Her answer brought me up short: I didn’t say I didn’t believe it wasn’t happening; I said I don’t think about it much.
Indeed, an honest person—she hadn’t denied its existence. I apologized for the assumption and moved on to less contentious topics like whether the Cubs would catch fire in the closing months of the season and repeat last year’s World Series victory. She looked at me quizzically, so I told her I was looking for a sign the goat was truly gone—I think she wished the same of me.
Later, I started thinking again about the encounter and wondered if the climate gods weren’t sending me a message—at least asking me a question: why did you assume she was a denier? A question to which I had no good answer.
I had simply assumed it, thereby, giving voice to the erroneous claim of: anyone not with me is against me. This kind of thinking is a problem--for me and many others I know in the climate community.
The assumption reflects a we/they attitude, and, if I were to be honest, infuses what must be an off-putting aggressiveness in my own efforts to engage people outside the delineated defenders circle in an actual dialogue that might lead to changed minds and collaboration.
The with-me/against-me hypothesis is far from the only one lodged in the minds of defenders, as they prepare and present materials intended to inform and motivate. There is, for example, the assumption that goes something like: those who don’t believe in climate change are simply unaware of the facts.
It presumes anyone not believing that climate change is occurring is simply an uninitiated soul needing the information I or a favored environmental organization can offer. Once possessed of it, the soul will experience a Saul on his way to Tarsus catharsis—ever after joining the ranks of the climate cognoscenti.
How should I put this? Bull-puckey! These are faulty and arrogant assumptions and likely to get the assumer tagged as one of those--elitist know-nothing establishment scum researchers looking to live off government grants rather than getting a real job—experts. The type Trump is always whining about and telling his supporters to ignore.

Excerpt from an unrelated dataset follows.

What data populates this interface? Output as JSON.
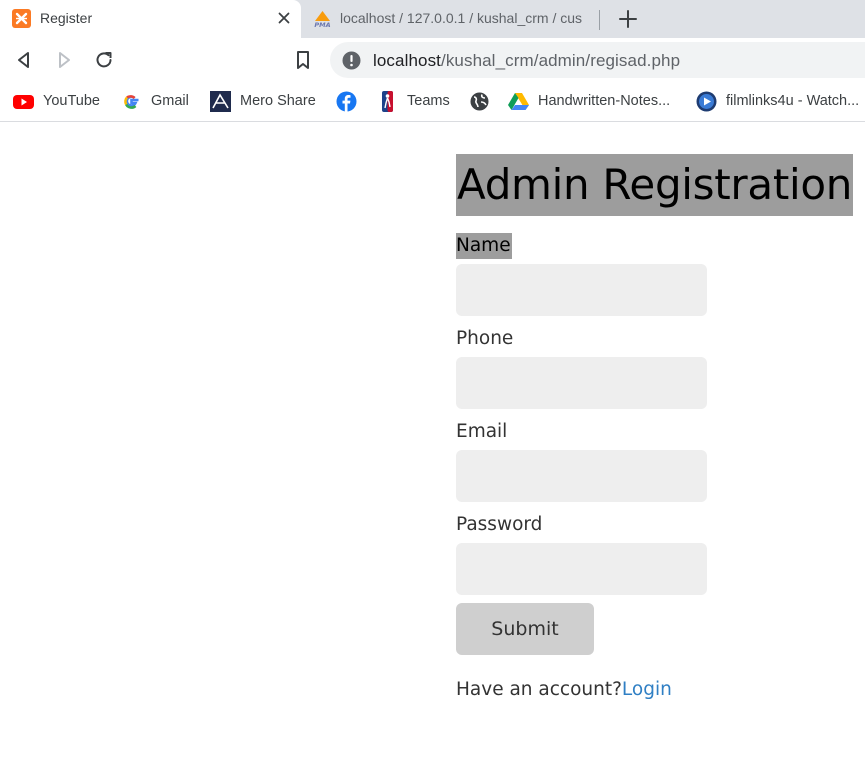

There are many reasons a person denies all or portions of climate change theory—some substantive, some not. These can include:
Belief is not the direct result of having been presented with a sound logical construct or even a series of individually known factual statements. In the minds of many 1+2+3+4 does not always add up to 11.
How many times have you or a friend simply ignored the instructions written on the back of a package? I suspect this is a more male than female trait, but it has likely happened to most of us or to someone we were with when it happened.
Why would anyone assume the manufacturer writing the instructions thought there could be something gained by a customer’s failed experience? I’ve asked myself that very question more than once, without enlightenment.
I remain convinced there must be a reason however. It’s just like the sneaky corporatists to hide it from me--just they wait, I’ll get ‘em. (Oops! Did I say that out loud?)
My point? We humans do not always make logical decisions. We are, after all, emotional creatures. Economists finally figured this out when it dawned on them the market’s invisible hand had been giving them the finger for thinking consumers and investors always made rational decisions.
In the light of that new dawn, the emerging field of behavioral economics was born --offering a radically different view of how people and organizations operate. Climate researchers would do well, I think, to follow a similar path of enlightenment to birth a new field of inquiry called behavioral environmentalism.
This article is an excerpt from my forthcoming book Earth v Trump: The Climate Defenders’ Guide to Today’s Politics. Look for it soon, to read the rest of the chapter.
Teaser photo: Pieter_Bruegel_the_Elder_-_The_Tower_of_Babel_(Vienna)_-_Google_Art_Project.jpg, originally from Google Art Project.
Joel B. Stronberg
Joel Stronberg, MA, JD., of The JBS Group is a veteran clean energy policy analyst with over 30 years’ experience, based in Washington, DC.